The records:
- - - - - - -
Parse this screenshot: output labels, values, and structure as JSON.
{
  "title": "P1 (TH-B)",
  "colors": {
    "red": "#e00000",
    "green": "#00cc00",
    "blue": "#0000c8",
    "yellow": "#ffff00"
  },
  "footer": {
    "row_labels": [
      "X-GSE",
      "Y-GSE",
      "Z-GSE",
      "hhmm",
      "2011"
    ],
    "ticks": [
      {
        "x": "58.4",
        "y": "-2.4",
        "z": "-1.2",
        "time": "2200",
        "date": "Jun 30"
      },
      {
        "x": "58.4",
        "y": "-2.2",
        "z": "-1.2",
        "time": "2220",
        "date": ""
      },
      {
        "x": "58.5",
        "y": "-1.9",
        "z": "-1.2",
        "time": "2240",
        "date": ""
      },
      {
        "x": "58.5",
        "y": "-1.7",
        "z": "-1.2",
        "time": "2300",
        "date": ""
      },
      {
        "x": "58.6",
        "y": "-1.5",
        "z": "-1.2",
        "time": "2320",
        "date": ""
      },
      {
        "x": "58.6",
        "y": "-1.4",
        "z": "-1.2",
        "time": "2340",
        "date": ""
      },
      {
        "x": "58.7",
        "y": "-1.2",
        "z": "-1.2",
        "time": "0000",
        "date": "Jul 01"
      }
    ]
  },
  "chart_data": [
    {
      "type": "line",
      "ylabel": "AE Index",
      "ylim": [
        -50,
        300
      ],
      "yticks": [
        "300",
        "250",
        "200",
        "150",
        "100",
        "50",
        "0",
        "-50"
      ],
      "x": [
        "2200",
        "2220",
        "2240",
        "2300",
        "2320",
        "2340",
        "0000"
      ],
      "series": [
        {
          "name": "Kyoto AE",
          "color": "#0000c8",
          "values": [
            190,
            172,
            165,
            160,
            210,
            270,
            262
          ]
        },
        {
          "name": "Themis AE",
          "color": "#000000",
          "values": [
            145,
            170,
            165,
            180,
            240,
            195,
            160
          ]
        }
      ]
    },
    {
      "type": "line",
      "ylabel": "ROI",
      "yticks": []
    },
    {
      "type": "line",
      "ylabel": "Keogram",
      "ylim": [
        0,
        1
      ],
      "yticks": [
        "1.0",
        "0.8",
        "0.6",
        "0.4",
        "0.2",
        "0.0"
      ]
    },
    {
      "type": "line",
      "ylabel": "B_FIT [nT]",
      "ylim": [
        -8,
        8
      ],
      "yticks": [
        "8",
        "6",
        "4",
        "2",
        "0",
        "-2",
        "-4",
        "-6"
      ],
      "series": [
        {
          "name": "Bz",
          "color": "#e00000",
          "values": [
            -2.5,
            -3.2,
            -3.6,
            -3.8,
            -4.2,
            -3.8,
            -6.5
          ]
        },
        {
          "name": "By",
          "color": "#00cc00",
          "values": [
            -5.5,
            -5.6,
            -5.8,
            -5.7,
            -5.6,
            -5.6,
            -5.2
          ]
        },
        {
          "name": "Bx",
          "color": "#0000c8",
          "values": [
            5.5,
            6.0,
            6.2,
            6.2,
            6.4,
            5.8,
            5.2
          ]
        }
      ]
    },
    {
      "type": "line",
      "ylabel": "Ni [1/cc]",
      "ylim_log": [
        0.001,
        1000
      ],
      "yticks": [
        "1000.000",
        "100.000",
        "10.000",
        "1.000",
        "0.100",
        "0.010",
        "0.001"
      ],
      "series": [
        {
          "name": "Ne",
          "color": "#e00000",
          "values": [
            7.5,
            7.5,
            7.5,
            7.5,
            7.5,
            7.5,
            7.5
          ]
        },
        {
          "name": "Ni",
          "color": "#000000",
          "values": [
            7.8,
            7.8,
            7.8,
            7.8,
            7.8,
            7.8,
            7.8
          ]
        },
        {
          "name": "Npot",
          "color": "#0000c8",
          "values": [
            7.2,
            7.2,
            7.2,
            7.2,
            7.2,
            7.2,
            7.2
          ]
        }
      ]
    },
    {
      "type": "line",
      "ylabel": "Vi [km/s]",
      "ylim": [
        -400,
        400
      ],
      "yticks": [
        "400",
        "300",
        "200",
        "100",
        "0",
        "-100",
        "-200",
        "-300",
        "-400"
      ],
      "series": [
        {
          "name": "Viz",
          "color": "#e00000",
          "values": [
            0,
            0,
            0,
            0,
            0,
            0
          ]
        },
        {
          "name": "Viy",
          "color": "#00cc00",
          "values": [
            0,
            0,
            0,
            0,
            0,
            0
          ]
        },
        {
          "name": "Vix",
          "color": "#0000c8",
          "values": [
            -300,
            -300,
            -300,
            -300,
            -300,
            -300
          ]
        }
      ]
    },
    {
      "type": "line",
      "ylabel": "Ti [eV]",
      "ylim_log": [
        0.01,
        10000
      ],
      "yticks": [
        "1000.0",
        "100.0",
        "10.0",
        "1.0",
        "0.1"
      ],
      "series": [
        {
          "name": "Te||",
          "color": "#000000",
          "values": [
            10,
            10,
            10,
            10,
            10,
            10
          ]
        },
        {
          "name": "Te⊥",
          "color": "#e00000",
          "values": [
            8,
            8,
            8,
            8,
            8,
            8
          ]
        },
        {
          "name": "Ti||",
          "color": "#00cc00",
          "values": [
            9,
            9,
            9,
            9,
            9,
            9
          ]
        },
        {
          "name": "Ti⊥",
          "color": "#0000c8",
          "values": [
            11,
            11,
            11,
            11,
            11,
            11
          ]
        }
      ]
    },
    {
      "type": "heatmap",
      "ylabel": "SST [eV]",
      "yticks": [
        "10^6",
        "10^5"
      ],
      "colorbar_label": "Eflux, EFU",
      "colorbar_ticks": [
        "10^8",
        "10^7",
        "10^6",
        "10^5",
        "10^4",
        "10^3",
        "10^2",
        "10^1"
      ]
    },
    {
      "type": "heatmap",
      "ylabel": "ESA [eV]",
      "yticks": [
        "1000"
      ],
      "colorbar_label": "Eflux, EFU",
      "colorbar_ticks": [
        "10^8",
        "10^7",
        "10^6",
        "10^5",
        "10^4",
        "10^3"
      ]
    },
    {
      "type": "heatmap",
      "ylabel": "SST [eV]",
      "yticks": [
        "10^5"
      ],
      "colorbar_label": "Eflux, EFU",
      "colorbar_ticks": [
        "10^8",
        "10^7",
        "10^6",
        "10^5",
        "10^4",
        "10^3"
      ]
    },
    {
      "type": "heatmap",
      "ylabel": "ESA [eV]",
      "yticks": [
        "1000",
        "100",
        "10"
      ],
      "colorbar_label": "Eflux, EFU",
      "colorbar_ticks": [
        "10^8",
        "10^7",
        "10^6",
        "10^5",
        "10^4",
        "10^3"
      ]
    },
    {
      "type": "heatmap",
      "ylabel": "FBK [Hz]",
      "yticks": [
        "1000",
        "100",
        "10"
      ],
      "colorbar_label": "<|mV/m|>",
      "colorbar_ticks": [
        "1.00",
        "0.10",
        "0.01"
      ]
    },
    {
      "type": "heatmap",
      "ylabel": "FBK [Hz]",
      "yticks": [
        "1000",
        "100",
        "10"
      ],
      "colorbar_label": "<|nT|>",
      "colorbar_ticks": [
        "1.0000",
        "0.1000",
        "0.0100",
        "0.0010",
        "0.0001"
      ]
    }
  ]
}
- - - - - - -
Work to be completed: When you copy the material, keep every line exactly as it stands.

Answer box:
Parse this screenshot: output labels, values, and structure as JSON.
{
  "title": "P1 (TH-B)",
  "colors": {
    "red": "#e00000",
    "green": "#00cc00",
    "blue": "#0000c8",
    "yellow": "#ffff00"
  },
  "footer": {
    "row_labels": [
      "X-GSE",
      "Y-GSE",
      "Z-GSE",
      "hhmm",
      "2011"
    ],
    "ticks": [
      {
        "x": "58.4",
        "y": "-2.4",
        "z": "-1.2",
        "time": "2200",
        "date": "Jun 30"
      },
      {
        "x": "58.4",
        "y": "-2.2",
        "z": "-1.2",
        "time": "2220",
        "date": ""
      },
      {
        "x": "58.5",
        "y": "-1.9",
        "z": "-1.2",
        "time": "2240",
        "date": ""
      },
      {
        "x": "58.5",
        "y": "-1.7",
        "z": "-1.2",
        "time": "2300",
        "date": ""
      },
      {
        "x": "58.6",
        "y": "-1.5",
        "z": "-1.2",
        "time": "2320",
        "date": ""
      },
      {
        "x": "58.6",
        "y": "-1.4",
        "z": "-1.2",
        "time": "2340",
        "date": ""
      },
      {
        "x": "58.7",
        "y": "-1.2",
        "z": "-1.2",
        "time": "0000",
        "date": "Jul 01"
      }
    ]
  },
  "chart_data": [
    {
      "type": "line",
      "ylabel": "AE Index",
      "ylim": [
        -50,
        300
      ],
      "yticks": [
        "300",
        "250",
        "200",
        "150",
        "100",
        "50",
        "0",
        "-50"
      ],
      "x": [
        "2200",
        "2220",
        "2240",
        "2300",
        "2320",
        "2340",
        "0000"
      ],
      "series": [
        {
          "name": "Kyoto AE",
          "color": "#0000c8",
          "values": [
            190,
            172,
            165,
            160,
            210,
            270,
            262
          ]
        },
        {
          "name": "Themis AE",
          "color": "#000000",
          "values": [
            145,
            170,
            165,
            180,
            240,
            195,
            160
          ]
        }
      ]
    },
    {
      "type": "line",
      "ylabel": "ROI",
      "yticks": []
    },
    {
      "type": "line",
      "ylabel": "Keogram",
      "ylim": [
        0,
        1
      ],
      "yticks": [
        "1.0",
        "0.8",
        "0.6",
        "0.4",
        "0.2",
        "0.0"
      ]
    },
    {
      "type": "line",
      "ylabel": "B_FIT [nT]",
      "ylim": [
        -8,
        8
      ],
      "yticks": [
        "8",
        "6",
        "4",
        "2",
        "0",
        "-2",
        "-4",
        "-6"
      ],
      "series": [
        {
          "name": "Bz",
          "color": "#e00000",
          "values": [
            -2.5,
            -3.2,
            -3.6,
            -3.8,
            -4.2,
            -3.8,
            -6.5
          ]
        },
        {
          "name": "By",
          "color": "#00cc00",
          "values": [
            -5.5,
            -5.6,
            -5.8,
            -5.7,
            -5.6,
            -5.6,
            -5.2
          ]
        },
        {
          "name": "Bx",
          "color": "#0000c8",
          "values": [
            5.5,
            6.0,
            6.2,
            6.2,
            6.4,
            5.8,
            5.2
          ]
        }
      ]
    },
    {
      "type": "line",
      "ylabel": "Ni [1/cc]",
      "ylim_log": [
        0.001,
        1000
      ],
      "yticks": [
        "1000.000",
        "100.000",
        "10.000",
        "1.000",
        "0.100",
        "0.010",
        "0.001"
      ],
      "series": [
        {
          "name": "Ne",
          "color": "#e00000",
          "values": [
            7.5,
            7.5,
            7.5,
            7.5,
            7.5,
            7.5,
            7.5
          ]
        },
        {
          "name": "Ni",
          "color": "#000000",
          "values": [
            7.8,
            7.8,
            7.8,
            7.8,
            7.8,
            7.8,
            7.8
          ]
        },
        {
          "name": "Npot",
          "color": "#0000c8",
          "values": [
            7.2,
            7.2,
            7.2,
            7.2,
            7.2,
            7.2,
            7.2
          ]
        }
      ]
    },
    {
      "type": "line",
      "ylabel": "Vi [km/s]",
      "ylim": [
        -400,
        400
      ],
      "yticks": [
        "400",
        "300",
        "200",
        "100",
        "0",
        "-100",
        "-200",
        "-300",
        "-400"
      ],
      "series": [
        {
          "name": "Viz",
          "color": "#e00000",
          "values": [
            0,
            0,
            0,
            0,
            0,
            0
          ]
        },
        {
          "name": "Viy",
          "color": "#00cc00",
          "values": [
            0,
            0,
            0,
            0,
            0,
            0
          ]
        },
        {
          "name": "Vix",
          "color": "#0000c8",
          "values": [
            -300,
            -300,
            -300,
            -300,
            -300,
            -300
          ]
        }
      ]
    },
    {
      "type": "line",
      "ylabel": "Ti [eV]",
      "ylim_log": [
        0.01,
        10000
      ],
      "yticks": [
        "1000.0",
        "100.0",
        "10.0",
        "1.0",
        "0.1"
      ],
      "series": [
        {
          "name": "Te||",
          "color": "#000000",
          "values": [
            10,
            10,
            10,
            10,
            10,
            10
          ]
        },
        {
          "name": "Te⊥",
          "color": "#e00000",
          "values": [
            8,
            8,
            8,
            8,
            8,
            8
          ]
        },
        {
          "name": "Ti||",
          "color": "#00cc00",
          "values": [
            9,
            9,
            9,
            9,
            9,
            9
          ]
        },
        {
          "name": "Ti⊥",
          "color": "#0000c8",
          "values": [
            11,
            11,
            11,
            11,
            11,
            11
          ]
        }
      ]
    },
    {
      "type": "heatmap",
      "ylabel": "SST [eV]",
      "yticks": [
        "10^6",
        "10^5"
      ],
      "colorbar_label": "Eflux, EFU",
      "colorbar_ticks": [
        "10^8",
        "10^7",
        "10^6",
        "10^5",
        "10^4",
        "10^3",
        "10^2",
        "10^1"
      ]
    },
    {
      "type": "heatmap",
      "ylabel": "ESA [eV]",
      "yticks": [
        "1000"
      ],
      "colorbar_label": "Eflux, EFU",
      "colorbar_ticks": [
        "10^8",
        "10^7",
        "10^6",
        "10^5",
        "10^4",
        "10^3"
      ]
    },
    {
      "type": "heatmap",
      "ylabel": "SST [eV]",
      "yticks": [
        "10^5"
      ],
      "colorbar_label": "Eflux, EFU",
      "colorbar_ticks": [
        "10^8",
        "10^7",
        "10^6",
        "10^5",
        "10^4",
        "10^3"
      ]
    },
    {
      "type": "heatmap",
      "ylabel": "ESA [eV]",
      "yticks": [
        "1000",
        "100",
        "10"
      ],
      "colorbar_label": "Eflux, EFU",
      "colorbar_ticks": [
        "10^8",
        "10^7",
        "10^6",
        "10^5",
        "10^4",
        "10^3"
      ]
    },
    {
      "type": "heatmap",
      "ylabel": "FBK [Hz]",
      "yticks": [
        "1000",
        "100",
        "10"
      ],
      "colorbar_label": "<|mV/m|>",
      "colorbar_ticks": [
        "1.00",
        "0.10",
        "0.01"
      ]
    },
    {
      "type": "heatmap",
      "ylabel": "FBK [Hz]",
      "yticks": [
        "1000",
        "100",
        "10"
      ],
      "colorbar_label": "<|nT|>",
      "colorbar_ticks": [
        "1.0000",
        "0.1000",
        "0.0100",
        "0.0010",
        "0.0001"
      ]
    }
  ]
}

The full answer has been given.